• _Records for the task_
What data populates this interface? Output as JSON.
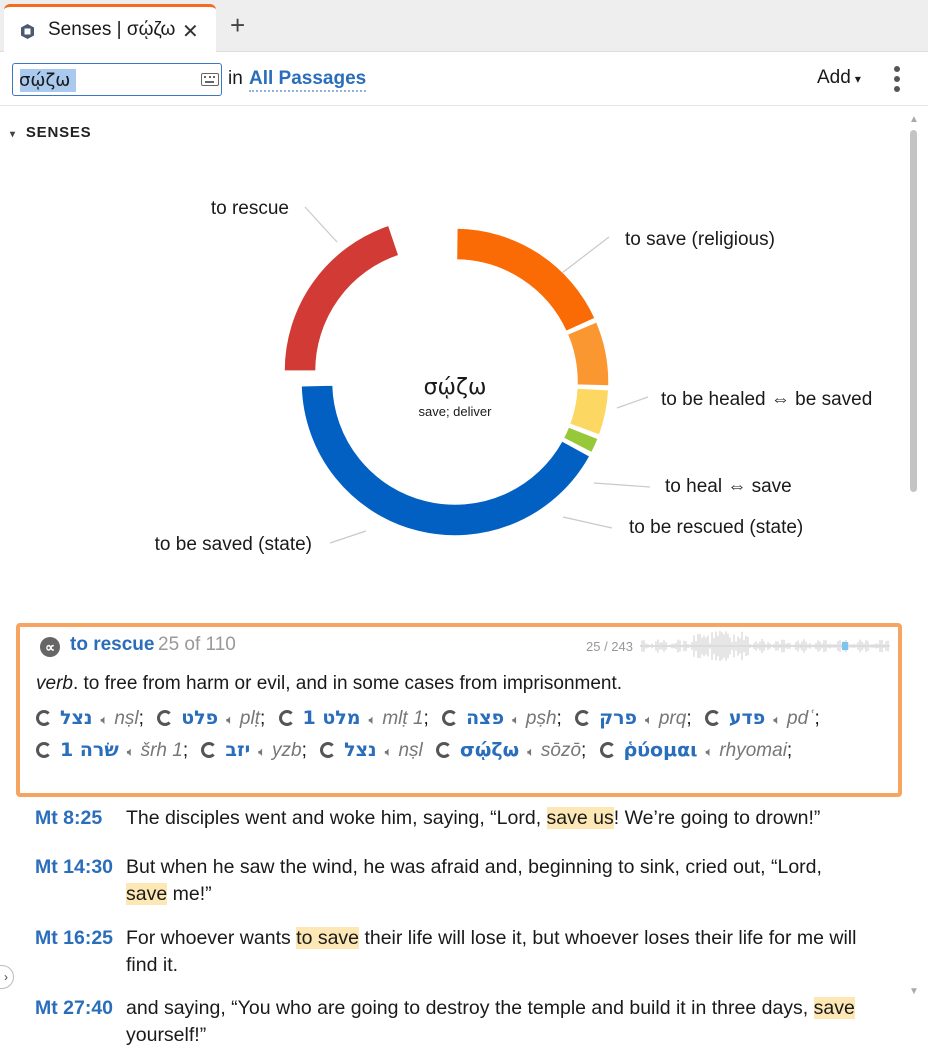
{
  "tab": {
    "title": "Senses | σῴζω",
    "close_glyph": "✕",
    "add_glyph": "+"
  },
  "toolbar": {
    "search_value": "σῴζω",
    "in_label": "in",
    "passages_label": "All Passages",
    "add_label": "Add",
    "add_caret": "▾"
  },
  "section": {
    "caret": "▾",
    "title": "SENSES"
  },
  "chart_data": {
    "type": "pie",
    "center_title": "σῴζω",
    "center_subtitle": "save; deliver",
    "slices": [
      {
        "label": "to save (religious)",
        "share": 0.184,
        "color": "#fa6a05"
      },
      {
        "label": "to be healed ⇔ be saved",
        "share": 0.072,
        "color": "#fb9731"
      },
      {
        "label": "to heal ⇔ save",
        "share": 0.052,
        "color": "#fcd762"
      },
      {
        "label": "to be rescued (state)",
        "share": 0.02,
        "color": "#96c83a"
      },
      {
        "label": "to be saved (state)",
        "share": 0.42,
        "color": "#0360c3"
      },
      {
        "label": "to rescue",
        "share": 0.202,
        "color": "#d13a35",
        "selected": true
      }
    ],
    "colors": {
      "leader": "#c9c9c9"
    }
  },
  "sense": {
    "icon_glyph": "∝",
    "name": "to rescue",
    "count": "25 of 110",
    "ratio": "25 / 243",
    "pos": "verb",
    "definition": ". to free from harm or evil, and in some cases from imprisonment.",
    "lemmas": [
      {
        "word": "נצל",
        "tr": "nṣl",
        "sep": ";"
      },
      {
        "word": "פלט",
        "tr": "plṭ",
        "sep": ";"
      },
      {
        "word": "מלט 1",
        "tr": "mlṭ 1",
        "sep": ";"
      },
      {
        "word": "פצה",
        "tr": "pṣh",
        "sep": ";"
      },
      {
        "word": "פרק",
        "tr": "prq",
        "sep": ";"
      },
      {
        "word": "פדע",
        "tr": "pdʿ",
        "sep": ";"
      },
      {
        "word": "שׂרה 1",
        "tr": "šrh 1",
        "sep": ";"
      },
      {
        "word": "יזב",
        "tr": "yzb",
        "sep": ";"
      },
      {
        "word": "נצל",
        "tr": "nṣl",
        "sep": ""
      },
      {
        "word": "σῴζω",
        "tr": "sōzō",
        "sep": ";"
      },
      {
        "word": "ῥύομαι",
        "tr": "rhyomai",
        "sep": ";"
      }
    ]
  },
  "verses": [
    {
      "ref": "Mt 8:25",
      "parts": [
        {
          "t": "The disciples went and woke him, saying, “Lord, ",
          "h": false
        },
        {
          "t": "save us",
          "h": true
        },
        {
          "t": "! We’re going to drown!”",
          "h": false
        }
      ]
    },
    {
      "ref": "Mt 14:30",
      "parts": [
        {
          "t": "But when he saw the wind, he was afraid and, beginning to sink, cried out, “Lord, ",
          "h": false
        },
        {
          "t": "save",
          "h": true
        },
        {
          "t": " me!”",
          "h": false
        }
      ]
    },
    {
      "ref": "Mt 16:25",
      "parts": [
        {
          "t": "For whoever wants ",
          "h": false
        },
        {
          "t": "to save",
          "h": true
        },
        {
          "t": " their life will lose it, but whoever loses their life for me will find it.",
          "h": false
        }
      ]
    },
    {
      "ref": "Mt 27:40",
      "parts": [
        {
          "t": "and saying, “You who are going to destroy the temple and build it in three days, ",
          "h": false
        },
        {
          "t": "save",
          "h": true
        },
        {
          "t": " yourself!”",
          "h": false
        }
      ]
    }
  ],
  "side_toggle_glyph": "›"
}
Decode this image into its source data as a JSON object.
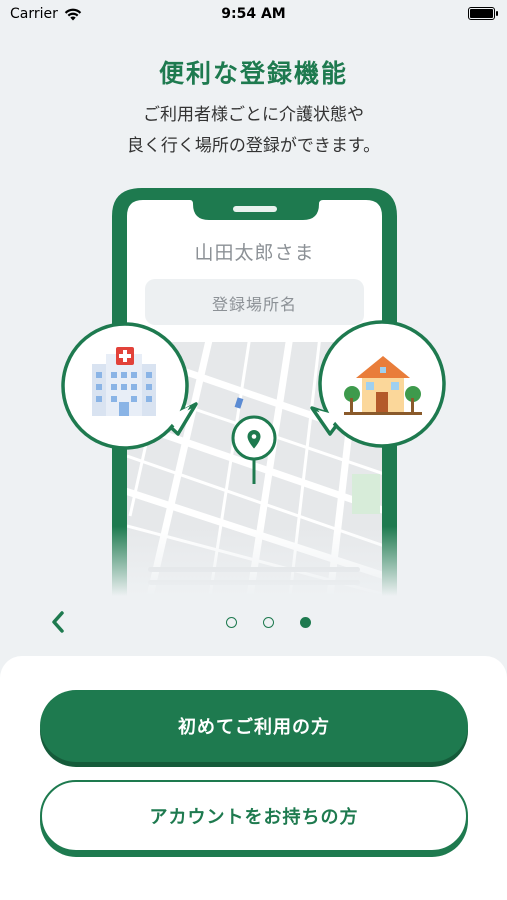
{
  "status_bar": {
    "carrier": "Carrier",
    "time": "9:54 AM"
  },
  "header": {
    "title": "便利な登録機能",
    "subtitle_line1": "ご利用者様ごとに介護状態や",
    "subtitle_line2": "良く行く場所の登録ができます。"
  },
  "phone_mock": {
    "user_name": "山田太郎さま",
    "place_input_placeholder": "登録場所名"
  },
  "carousel": {
    "page_count": 3,
    "current_page": 3
  },
  "buttons": {
    "first_time_label": "初めてご利用の方",
    "has_account_label": "アカウントをお持ちの方"
  },
  "colors": {
    "accent": "#1e7a4f",
    "background": "#eef1f3"
  }
}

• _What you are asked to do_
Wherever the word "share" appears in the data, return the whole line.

• _Answer below_
        "share": 0.184,
        "share": 0.072,
        "share": 0.052,
        "share": 0.02,
        "share": 0.42,
        "share": 0.202,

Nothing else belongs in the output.